7) If you feel fancy, you can add parsley to your slow cooker about an hour or so before finish time. This adds a lot of extra minerals to your broth.
8 ) Once cooked, allow broth to cool. Strain your broth. You could do this with a colander placed over another big pot or you could use a slotted spoon to scoop out the vegetables and bones. Salt and pepper to taste.
I usually pour my broth onto mason jars and store them in the refrigerator. Broth should be consumed within five days of completion. I freeze what I don't think I will consume within that time. This is no hardship since it's always nice to have a few pre-made jars available when an unexpected cold hits. (TIP: If freezing your broth, make sure to leave a little bit of room in the jar, as the broth will expand and could shatter the jar in so doing.)
Organic Chicken Bones--Organic bones are a rich source of health-promoting nutrients, such as calcium, magnesium, phosphorus, silicon, sulphur, and trace minerals, as well as joint-supportive constituents, such as glucosamine and chondroitin sulphate.
Carrots—Not only do carrots add a subtle sweetness to the recipe, their beta-carotene benefits the immune system by helping to defend the body from free radical damage, harmful bacteria, viruses, and inflammation.
Celery—Celery has a long history of use in folk medicine as a nerve tonic. Among its purported benefits are restoring strength, renewing vitality, purifying blood, regulating the kidneys/liver/blood, and addressing catarrh (i.e. phlegm).
Onions—Onions have been used for centuries to fight infections and enhance the immune system. They contain quercetin, a nutrient that helps break up mucus in the head and chest.
Garlic—Garlic is potent source of allicin, which slows down and kills a variety of viruses and bacteria. Stabilized allicin is actually sold as an immune support supplement.
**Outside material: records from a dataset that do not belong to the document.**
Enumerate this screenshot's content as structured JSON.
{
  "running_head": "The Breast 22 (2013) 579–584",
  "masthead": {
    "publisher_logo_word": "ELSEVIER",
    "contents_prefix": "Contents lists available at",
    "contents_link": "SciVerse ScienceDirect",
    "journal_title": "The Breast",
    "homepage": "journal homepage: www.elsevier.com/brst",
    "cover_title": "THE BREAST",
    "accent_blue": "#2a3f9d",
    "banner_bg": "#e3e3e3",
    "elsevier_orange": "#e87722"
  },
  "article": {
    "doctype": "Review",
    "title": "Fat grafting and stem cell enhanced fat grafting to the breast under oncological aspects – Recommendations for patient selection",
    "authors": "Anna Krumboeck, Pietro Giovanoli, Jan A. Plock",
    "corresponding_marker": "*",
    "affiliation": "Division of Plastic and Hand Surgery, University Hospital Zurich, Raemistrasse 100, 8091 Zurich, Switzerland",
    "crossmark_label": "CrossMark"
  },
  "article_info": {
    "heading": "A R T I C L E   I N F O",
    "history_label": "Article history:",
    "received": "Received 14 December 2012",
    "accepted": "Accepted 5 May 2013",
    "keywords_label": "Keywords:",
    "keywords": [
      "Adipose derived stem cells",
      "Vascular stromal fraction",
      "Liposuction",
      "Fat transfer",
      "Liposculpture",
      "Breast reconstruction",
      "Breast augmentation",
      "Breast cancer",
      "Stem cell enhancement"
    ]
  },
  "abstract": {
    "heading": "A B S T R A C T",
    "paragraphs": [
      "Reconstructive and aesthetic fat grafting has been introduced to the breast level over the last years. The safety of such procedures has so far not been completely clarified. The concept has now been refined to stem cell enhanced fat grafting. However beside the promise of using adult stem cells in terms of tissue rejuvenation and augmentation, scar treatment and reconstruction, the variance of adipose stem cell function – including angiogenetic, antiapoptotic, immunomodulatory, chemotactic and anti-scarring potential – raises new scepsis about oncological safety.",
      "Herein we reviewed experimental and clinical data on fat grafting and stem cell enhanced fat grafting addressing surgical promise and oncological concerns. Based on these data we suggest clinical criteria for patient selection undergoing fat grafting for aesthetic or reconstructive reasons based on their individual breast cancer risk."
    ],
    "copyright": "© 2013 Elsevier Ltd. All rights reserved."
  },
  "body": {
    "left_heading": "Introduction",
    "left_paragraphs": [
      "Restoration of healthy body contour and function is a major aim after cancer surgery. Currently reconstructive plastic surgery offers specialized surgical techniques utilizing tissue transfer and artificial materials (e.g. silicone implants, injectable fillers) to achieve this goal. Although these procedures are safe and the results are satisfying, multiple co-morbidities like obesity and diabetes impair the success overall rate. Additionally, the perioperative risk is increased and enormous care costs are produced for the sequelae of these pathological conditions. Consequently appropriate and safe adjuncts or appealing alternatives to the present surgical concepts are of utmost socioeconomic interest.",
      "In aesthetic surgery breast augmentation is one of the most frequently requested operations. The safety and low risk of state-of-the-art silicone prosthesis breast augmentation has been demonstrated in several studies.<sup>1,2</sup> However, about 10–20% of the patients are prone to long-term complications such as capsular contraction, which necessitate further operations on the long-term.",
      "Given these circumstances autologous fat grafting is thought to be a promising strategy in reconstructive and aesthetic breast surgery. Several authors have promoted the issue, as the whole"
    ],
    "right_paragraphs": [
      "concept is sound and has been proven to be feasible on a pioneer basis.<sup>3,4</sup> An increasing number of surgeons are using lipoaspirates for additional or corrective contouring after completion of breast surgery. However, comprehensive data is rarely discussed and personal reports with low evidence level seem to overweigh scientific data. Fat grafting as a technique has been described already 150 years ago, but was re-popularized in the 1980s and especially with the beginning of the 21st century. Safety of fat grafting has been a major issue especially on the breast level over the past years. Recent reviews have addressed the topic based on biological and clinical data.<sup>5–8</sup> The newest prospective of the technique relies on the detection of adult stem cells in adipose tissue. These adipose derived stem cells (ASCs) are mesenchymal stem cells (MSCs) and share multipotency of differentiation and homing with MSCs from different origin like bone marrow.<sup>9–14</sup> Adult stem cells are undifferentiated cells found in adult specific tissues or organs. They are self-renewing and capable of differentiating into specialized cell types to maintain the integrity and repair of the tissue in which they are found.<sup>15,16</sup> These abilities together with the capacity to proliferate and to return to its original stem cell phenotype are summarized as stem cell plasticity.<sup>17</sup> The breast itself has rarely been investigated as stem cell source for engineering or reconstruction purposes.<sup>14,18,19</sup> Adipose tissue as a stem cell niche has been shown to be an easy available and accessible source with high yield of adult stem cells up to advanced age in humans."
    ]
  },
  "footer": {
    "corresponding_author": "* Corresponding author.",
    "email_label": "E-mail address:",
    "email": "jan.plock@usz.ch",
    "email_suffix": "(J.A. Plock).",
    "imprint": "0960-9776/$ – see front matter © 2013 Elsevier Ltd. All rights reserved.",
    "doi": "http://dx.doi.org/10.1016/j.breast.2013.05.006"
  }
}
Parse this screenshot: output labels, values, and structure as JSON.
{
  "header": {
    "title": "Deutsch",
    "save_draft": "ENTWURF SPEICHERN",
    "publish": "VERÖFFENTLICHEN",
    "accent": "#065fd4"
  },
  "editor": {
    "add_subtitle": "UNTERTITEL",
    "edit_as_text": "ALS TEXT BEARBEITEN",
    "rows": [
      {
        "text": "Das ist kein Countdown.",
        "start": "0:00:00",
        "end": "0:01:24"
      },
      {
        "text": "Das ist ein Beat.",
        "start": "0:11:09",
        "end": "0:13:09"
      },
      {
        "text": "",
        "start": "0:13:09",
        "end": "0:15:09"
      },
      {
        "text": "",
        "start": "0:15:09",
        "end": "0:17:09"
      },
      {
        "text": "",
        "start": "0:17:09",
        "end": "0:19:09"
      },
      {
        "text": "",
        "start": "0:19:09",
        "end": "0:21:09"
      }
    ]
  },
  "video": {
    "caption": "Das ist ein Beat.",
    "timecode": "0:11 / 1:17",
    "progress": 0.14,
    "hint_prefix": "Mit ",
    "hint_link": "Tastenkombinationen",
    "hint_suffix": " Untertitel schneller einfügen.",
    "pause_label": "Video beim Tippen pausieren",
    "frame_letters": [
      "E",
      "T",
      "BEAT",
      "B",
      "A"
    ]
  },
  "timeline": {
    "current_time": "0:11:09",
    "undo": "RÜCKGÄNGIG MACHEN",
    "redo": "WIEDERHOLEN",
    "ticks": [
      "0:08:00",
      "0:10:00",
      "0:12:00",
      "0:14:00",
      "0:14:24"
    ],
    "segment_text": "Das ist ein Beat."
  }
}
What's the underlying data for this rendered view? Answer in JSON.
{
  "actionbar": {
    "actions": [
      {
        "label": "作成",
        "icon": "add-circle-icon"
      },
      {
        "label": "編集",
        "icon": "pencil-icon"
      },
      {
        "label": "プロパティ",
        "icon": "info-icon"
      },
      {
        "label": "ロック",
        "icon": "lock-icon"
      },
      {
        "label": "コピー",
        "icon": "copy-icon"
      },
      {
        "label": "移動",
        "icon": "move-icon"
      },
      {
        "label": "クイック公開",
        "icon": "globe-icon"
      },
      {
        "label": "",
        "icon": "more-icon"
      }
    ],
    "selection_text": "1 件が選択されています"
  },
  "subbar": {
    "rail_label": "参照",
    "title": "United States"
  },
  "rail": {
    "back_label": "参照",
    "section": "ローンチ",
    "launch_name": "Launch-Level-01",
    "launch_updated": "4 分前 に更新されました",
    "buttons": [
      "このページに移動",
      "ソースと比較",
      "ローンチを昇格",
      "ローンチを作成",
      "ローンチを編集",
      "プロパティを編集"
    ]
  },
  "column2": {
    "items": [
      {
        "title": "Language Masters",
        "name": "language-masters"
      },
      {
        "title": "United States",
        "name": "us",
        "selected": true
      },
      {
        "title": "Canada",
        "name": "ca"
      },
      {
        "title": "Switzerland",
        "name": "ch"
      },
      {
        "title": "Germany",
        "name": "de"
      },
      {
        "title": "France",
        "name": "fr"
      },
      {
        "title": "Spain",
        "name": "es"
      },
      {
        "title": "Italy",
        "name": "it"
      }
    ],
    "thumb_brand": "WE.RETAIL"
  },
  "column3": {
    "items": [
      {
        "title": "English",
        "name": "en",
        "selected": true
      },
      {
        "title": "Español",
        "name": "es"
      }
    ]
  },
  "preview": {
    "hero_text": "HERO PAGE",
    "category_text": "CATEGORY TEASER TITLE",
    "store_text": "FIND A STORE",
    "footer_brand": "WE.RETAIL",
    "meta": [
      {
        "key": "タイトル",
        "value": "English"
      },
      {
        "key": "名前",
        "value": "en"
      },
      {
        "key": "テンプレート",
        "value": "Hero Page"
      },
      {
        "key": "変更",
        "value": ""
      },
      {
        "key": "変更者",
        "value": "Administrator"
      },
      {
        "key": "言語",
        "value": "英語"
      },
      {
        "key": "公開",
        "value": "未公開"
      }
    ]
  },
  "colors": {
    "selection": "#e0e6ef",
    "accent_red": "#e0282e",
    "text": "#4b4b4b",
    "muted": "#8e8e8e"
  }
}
One popular brand is called Allimax.
Rice Vinegar—Adding rice vinegar to this recipe helps to lower the pH of the broth in order to pull alkalizing minerals, such as calcium and magnensium, out of the bones.
Parsley—Arguably the world’s most popular herb, parsley is an excellent source of Vitamin C and a good source of Provitamin A, two nutrients known to promote optimal immune health.